Migrants and refugees also do not receive enough food in detention. Many receive just one or two small meals a day, usually a small piece bread with cheese or a plate of pasta to share amongst many. MSF doctors observed that, because of the lack of food, people sometimes use medication to manage the hunger. The lack of nutritious food has resulted in some women being unable to produce breastmilk to feed their babies. One woman told MSF teams she was so desperate to feed her five-day-old baby that she tried to give the baby a ration of solid food so they wouldn’t starve.

In such inhumane conditions, tensions frequently result in eruptions of violence between guards and people arbitrarily detained inside.

“Our colleagues have seen and heard of vulnerable men, women, and children, already held in desperate conditions, being subjected to further abuse and life-threatening risks,” said Ellen van der Velden, MSF operations manager. “No further people intercepted at sea by the EU-funded Libyan coastguard should be forced back to Libya and into detention centers.”

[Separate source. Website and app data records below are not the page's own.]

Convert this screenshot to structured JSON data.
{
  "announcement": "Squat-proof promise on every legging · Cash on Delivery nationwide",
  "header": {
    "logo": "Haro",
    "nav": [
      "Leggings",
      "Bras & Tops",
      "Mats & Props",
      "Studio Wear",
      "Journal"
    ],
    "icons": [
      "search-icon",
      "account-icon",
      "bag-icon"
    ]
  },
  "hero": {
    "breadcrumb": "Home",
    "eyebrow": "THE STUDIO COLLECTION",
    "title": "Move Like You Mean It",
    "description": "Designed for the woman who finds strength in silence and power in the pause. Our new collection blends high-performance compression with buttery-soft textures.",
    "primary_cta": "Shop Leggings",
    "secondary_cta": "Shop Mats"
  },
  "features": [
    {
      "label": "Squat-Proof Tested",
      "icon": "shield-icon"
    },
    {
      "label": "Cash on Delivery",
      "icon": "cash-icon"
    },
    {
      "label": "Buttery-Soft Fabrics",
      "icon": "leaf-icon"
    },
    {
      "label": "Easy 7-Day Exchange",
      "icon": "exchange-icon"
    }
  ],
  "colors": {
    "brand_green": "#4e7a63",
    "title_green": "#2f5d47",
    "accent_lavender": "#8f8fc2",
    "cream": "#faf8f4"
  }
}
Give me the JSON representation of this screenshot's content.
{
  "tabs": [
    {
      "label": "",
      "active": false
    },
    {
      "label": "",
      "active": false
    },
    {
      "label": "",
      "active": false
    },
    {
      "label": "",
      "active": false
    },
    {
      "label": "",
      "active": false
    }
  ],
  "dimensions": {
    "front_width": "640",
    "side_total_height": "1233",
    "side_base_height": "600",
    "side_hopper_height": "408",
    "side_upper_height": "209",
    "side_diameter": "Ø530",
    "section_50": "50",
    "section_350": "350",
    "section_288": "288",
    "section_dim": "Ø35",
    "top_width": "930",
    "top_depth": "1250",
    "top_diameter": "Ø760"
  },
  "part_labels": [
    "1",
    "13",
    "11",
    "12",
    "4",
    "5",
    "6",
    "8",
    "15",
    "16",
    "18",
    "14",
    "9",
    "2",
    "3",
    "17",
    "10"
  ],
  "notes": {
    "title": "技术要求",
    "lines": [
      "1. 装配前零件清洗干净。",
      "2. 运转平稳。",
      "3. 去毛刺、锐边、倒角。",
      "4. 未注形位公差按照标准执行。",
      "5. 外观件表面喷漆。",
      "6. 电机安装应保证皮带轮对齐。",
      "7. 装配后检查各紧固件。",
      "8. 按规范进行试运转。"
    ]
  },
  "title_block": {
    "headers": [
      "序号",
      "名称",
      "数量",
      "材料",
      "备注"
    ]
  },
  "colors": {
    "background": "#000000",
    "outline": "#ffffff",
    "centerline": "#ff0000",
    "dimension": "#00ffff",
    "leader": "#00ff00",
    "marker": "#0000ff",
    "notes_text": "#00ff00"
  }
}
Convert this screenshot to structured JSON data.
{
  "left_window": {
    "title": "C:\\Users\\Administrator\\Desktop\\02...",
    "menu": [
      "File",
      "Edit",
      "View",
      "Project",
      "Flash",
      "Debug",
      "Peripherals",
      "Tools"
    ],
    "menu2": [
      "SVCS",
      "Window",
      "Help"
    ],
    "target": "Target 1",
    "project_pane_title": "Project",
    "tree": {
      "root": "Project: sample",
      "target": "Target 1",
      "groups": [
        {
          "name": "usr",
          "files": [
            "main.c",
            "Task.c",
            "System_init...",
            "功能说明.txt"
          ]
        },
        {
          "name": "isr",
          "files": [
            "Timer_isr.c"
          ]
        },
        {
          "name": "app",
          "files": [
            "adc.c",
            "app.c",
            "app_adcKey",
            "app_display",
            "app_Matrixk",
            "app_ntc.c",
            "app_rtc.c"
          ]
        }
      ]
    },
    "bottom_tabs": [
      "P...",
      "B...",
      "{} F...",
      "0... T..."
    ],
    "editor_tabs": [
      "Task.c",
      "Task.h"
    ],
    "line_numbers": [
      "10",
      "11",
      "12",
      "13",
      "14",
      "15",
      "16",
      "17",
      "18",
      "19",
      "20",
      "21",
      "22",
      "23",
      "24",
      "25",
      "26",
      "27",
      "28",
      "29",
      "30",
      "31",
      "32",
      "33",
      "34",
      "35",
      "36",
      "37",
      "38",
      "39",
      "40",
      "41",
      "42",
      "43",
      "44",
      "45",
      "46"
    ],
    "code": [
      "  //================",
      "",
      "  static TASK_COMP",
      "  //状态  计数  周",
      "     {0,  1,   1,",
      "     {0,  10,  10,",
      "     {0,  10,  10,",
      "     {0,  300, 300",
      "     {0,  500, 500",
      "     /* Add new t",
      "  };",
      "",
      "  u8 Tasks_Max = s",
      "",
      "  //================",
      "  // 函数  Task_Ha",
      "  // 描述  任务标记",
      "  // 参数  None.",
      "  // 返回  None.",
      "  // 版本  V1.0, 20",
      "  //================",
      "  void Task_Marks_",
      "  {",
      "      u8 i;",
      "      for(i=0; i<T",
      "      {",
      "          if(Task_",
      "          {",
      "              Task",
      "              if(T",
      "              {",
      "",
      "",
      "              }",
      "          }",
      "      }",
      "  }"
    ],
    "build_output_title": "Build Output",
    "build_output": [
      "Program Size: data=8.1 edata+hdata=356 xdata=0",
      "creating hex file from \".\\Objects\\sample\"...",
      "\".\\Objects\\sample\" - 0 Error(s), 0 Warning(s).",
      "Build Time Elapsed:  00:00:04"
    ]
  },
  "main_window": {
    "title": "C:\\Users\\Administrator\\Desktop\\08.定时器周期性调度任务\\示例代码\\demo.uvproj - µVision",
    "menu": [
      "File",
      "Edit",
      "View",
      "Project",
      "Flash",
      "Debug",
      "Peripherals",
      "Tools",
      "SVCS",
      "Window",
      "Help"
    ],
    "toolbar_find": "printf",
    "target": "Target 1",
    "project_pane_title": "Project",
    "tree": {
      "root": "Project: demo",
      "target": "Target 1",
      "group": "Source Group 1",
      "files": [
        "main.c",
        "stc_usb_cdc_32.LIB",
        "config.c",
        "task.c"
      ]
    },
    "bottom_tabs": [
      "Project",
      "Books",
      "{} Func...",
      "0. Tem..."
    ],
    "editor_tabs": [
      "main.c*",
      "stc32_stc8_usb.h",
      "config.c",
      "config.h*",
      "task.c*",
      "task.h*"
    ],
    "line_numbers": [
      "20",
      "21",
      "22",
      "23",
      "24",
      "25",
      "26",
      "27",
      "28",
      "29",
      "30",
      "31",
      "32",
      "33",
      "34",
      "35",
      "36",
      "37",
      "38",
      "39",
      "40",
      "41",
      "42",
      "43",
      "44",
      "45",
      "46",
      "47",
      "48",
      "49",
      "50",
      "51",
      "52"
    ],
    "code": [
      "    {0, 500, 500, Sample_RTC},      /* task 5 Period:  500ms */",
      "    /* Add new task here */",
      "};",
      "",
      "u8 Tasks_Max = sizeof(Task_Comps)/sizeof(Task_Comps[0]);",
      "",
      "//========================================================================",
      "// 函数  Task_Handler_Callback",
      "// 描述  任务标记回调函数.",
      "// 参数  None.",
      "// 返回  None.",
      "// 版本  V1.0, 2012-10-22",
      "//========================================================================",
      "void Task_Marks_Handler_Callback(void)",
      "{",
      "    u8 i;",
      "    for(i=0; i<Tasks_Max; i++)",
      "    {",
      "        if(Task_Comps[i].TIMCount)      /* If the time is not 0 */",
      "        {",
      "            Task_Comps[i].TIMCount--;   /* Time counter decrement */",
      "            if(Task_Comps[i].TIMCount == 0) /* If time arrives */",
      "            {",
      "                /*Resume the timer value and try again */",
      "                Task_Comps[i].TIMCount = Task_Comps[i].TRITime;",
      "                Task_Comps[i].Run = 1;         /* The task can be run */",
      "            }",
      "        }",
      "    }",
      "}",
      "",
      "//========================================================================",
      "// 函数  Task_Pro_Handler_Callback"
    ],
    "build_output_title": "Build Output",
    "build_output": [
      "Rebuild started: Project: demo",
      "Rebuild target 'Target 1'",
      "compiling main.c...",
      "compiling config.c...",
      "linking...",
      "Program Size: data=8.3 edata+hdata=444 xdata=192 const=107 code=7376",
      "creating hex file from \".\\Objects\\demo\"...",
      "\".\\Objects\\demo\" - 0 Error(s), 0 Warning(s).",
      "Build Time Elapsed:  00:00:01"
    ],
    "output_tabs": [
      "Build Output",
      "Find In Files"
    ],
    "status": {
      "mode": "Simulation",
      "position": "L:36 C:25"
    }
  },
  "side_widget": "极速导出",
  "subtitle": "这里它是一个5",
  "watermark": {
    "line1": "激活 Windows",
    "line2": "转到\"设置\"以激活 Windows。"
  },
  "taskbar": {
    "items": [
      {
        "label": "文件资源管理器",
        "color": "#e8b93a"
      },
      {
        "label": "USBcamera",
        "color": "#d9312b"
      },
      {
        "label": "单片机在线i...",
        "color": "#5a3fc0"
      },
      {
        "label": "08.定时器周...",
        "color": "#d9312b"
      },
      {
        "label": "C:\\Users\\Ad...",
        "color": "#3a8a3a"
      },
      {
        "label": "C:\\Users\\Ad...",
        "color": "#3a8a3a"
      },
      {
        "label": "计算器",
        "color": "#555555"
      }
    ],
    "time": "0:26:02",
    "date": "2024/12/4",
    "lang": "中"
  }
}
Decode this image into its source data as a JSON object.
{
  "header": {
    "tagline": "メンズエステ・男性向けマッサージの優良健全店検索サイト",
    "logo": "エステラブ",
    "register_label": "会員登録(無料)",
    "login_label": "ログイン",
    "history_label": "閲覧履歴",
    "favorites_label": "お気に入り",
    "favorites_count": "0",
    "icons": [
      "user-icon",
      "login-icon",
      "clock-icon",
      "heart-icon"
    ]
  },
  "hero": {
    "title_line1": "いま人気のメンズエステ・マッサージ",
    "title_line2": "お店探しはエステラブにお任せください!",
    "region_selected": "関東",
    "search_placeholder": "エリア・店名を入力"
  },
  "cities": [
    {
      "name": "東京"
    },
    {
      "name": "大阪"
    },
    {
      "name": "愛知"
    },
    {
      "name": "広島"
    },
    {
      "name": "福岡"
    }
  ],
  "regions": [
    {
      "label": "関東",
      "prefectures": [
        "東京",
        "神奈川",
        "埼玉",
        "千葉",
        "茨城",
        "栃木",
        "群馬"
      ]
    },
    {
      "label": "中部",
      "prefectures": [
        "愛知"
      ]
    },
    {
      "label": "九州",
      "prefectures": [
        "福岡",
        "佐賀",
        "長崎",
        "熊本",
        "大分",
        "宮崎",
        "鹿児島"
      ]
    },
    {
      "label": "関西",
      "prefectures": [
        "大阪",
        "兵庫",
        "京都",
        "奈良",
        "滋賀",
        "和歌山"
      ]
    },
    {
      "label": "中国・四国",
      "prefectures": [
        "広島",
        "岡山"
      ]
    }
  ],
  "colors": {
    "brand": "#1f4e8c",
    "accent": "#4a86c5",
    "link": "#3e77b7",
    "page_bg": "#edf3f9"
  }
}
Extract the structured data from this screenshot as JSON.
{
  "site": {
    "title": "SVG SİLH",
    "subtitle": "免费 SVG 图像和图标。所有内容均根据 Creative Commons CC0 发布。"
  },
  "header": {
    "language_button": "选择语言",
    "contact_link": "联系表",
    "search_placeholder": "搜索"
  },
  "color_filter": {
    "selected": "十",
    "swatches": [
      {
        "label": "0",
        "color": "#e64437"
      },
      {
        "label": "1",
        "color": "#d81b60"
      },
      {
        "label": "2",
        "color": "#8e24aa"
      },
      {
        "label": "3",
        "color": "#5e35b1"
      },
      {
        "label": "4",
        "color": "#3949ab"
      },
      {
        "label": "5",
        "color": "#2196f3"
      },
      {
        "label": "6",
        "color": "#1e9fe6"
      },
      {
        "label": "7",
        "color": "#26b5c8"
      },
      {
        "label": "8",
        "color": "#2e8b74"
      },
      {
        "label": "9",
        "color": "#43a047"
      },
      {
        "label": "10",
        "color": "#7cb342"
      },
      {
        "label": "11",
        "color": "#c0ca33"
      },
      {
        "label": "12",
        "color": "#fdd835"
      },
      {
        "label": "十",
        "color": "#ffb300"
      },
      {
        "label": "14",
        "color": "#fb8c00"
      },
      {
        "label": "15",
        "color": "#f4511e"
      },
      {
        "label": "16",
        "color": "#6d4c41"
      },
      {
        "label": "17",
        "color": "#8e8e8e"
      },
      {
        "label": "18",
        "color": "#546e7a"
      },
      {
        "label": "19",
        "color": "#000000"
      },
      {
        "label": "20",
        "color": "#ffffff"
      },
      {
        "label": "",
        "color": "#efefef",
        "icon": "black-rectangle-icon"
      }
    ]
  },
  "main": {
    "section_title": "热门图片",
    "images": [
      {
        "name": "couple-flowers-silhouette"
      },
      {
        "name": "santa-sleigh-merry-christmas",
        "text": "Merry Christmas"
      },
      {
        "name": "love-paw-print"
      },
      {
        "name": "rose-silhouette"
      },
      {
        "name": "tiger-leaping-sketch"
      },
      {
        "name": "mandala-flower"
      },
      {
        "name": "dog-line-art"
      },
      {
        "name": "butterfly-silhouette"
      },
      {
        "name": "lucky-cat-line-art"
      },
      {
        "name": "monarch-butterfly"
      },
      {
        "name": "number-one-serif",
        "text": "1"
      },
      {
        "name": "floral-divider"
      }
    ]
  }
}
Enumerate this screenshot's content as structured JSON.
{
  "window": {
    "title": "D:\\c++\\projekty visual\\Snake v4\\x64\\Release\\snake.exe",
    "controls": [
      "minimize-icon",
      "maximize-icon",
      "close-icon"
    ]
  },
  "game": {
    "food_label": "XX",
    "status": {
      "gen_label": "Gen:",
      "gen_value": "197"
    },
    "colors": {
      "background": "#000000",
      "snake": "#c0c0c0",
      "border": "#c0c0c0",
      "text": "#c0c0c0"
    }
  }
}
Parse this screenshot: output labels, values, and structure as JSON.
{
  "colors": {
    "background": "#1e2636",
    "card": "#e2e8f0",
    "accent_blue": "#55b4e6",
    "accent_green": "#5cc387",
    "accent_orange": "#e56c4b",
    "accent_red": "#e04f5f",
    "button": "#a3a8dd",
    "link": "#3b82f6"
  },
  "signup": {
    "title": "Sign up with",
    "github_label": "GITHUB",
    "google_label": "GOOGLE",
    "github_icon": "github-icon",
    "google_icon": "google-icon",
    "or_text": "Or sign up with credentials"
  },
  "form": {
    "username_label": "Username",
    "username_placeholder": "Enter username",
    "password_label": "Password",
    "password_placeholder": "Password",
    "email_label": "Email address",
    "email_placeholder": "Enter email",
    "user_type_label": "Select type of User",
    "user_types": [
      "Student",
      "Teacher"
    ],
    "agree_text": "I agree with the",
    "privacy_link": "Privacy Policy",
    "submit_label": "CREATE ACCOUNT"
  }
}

MSF calls for an end to the violence and improvement of conditions for refugees and migrants trapped inside Mabani and Abu Salim detention centers. MSF also reiterates its call for the end to the longstanding practice of arbitrary detention in Libya, and for the immediate evacuation from Libya of refugees, asylum seekers, and migrants exposed to life-threatening risks—including those in detention centers.

MSF has worked in detention centers in Libya since 2016, providing people with basic health care and psychosocial support. MSF teams also identify vulnerable people and refer patients requiring specialist care to hospitals across Libya. In Zuwara, a new MSF program provides medical, psychosocial, and protection services to refugee and migrants communities. In Bani Walid, our teams offer general health care and medical referrals to refugees and migrants who have escaped from captivity and to victims of torture and trafficking. MSF also provides technical support to Libya’s National Tuberculosis (TB) Program, run by the National Center for Disease Control, and runs a TB program in Misrata.

In the first half of 2021, MSF teams working in detention centers in Tripoli provided medical care to 8,920 patients, conducted 9,248 medical consultations, and arranged the referral of 405 patients to hospitals across the city.